Discovering a gap in the market to match an interest also informed Mr. Draper, a small business that makes linen bedclothes and tableware. The work of Alistair Birrell, Mr. Draper kicked off when Birrell’s experience in fashion combined with his frustration at not being able to find locally made linen. “Before starting Mr Draper my partner and I were trying to source locally made bedding and napery and really struggled to find anyone who was doing it at an reasonable price point,” says Birrell. “It seemed crazy to me that I couldn’t easily find someone to sew a tablecloth to size. It’s literally just hemming a piece of fabric.”

Birrell was inspired, but started simple. “I sourced a really nice 100 per cent linen fabric and ran with eight complementary and accessible colours,” he says. “White napkins and tablecloths work for some people, but I don’t think they’re practical for everyday life. Darker colours help with some of the stains and blemishes that come from everyday use and help develop the character.”


Flaunting local character and Australian identity is another way to stand out in a visual, Instagram-fueled market. Bonnie and Neil are a collaboration between real-life partners Bonnie Ashley and Neil Downie, and their bright range includes flora- and fauna-led cushions, wall tiles, timber furniture and tableware. “We were really driven to feature bright colours and the Australian landscape, because it’s a constant source of inspiration for us,” says Ashley. “A lot of our patterns are quite abstract and painterly – we like for them to have a natural and artistic look.” With all Bonnie and Neil’s designs screen-printed by hand, each piece is different and retains a strong sense of identity.

And with identity established, character blossoms. Sophie Harle is behind Shiko, a handmade pottery line out of Brunswick. Working alone to produce plates, bowls, cups and more, Harle’s work is in demand with cafes, stylists and collectors, thanks to her personal spin on Danish-Japanese design.

“You see pottery from other countries and it’s not going in the same direction that Australian pottery is going in,” says Harle. “In Australia there’s refinement and a strong sense of design, but there’s also an earthy, honest, materials-based aesthetic. It’s not that really super-glossy, perfectly formed look. These are natural materials and they’re not being hidden, they’re on display.”

A great example is Harle’s twisted-rim plate, which Harle says is about capturing a statement. “There’s a kind of perfection or control that happens on the potter’s wheel and it’s really nice to subvert that,” she says. “You can have a perfect plate. But there’s an energy within the clay that you can twist and play with, and then that one action is held for the life of the plate. It’s almost like capturing a dancer in mid flight. You’re holding a moment within the body of the plate forever.”
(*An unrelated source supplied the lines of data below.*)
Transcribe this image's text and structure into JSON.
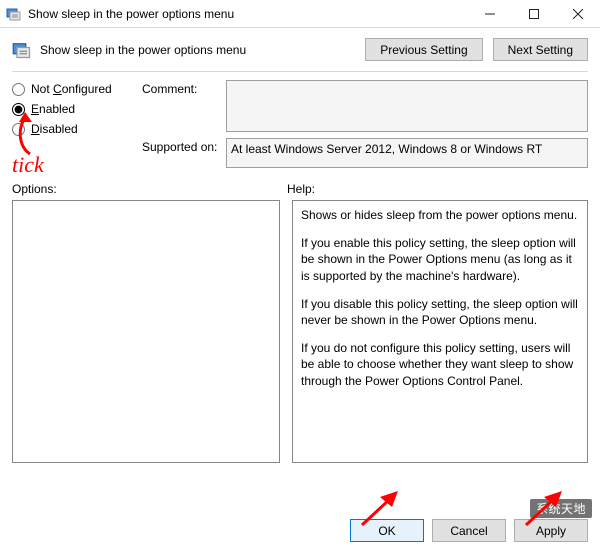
{
  "window": {
    "title": "Show sleep in the power options menu"
  },
  "header": {
    "title": "Show sleep in the power options menu",
    "previous": "Previous Setting",
    "next": "Next Setting"
  },
  "radios": {
    "not_configured": "Not Configured",
    "enabled": "Enabled",
    "disabled": "Disabled",
    "selected": "enabled"
  },
  "fields": {
    "comment_label": "Comment:",
    "comment_value": "",
    "supported_label": "Supported on:",
    "supported_value": "At least Windows Server 2012, Windows 8 or Windows RT"
  },
  "sections": {
    "options": "Options:",
    "help": "Help:"
  },
  "help": {
    "p1": "Shows or hides sleep from the power options menu.",
    "p2": "If you enable this policy setting, the sleep option will be shown in the Power Options menu (as long as it is supported by the machine's hardware).",
    "p3": "If you disable this policy setting, the sleep option will never be shown in the Power Options menu.",
    "p4": "If you do not configure this policy setting, users will be able to choose whether they want sleep to show through the Power Options Control Panel."
  },
  "buttons": {
    "ok": "OK",
    "cancel": "Cancel",
    "apply": "Apply"
  },
  "annotations": {
    "tick": "tick"
  },
  "watermark": "系统天地"
}
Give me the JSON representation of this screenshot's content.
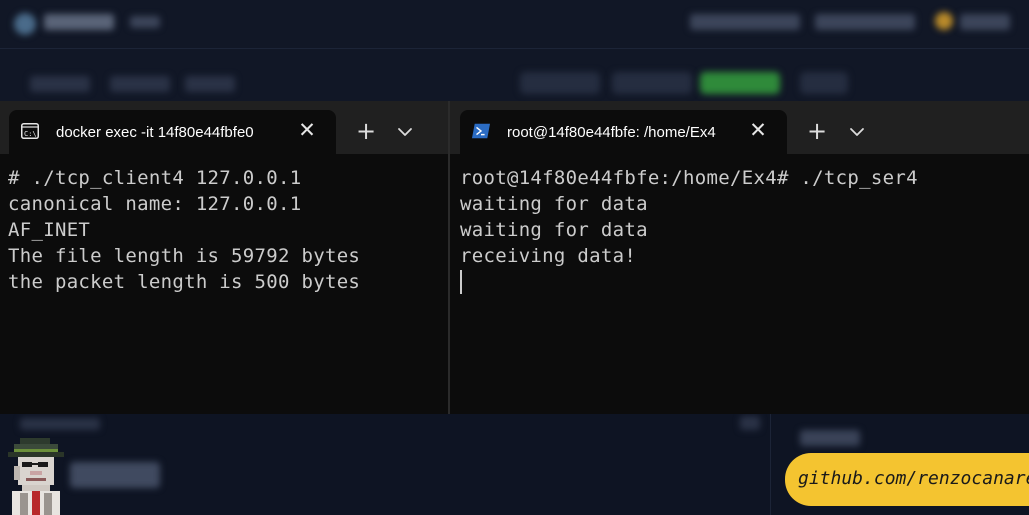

For the past month Broadsheet has been on the hunt for the next great local designer. We'll be announcing the winning submission to our Mercedes-Benz Design Award shortly.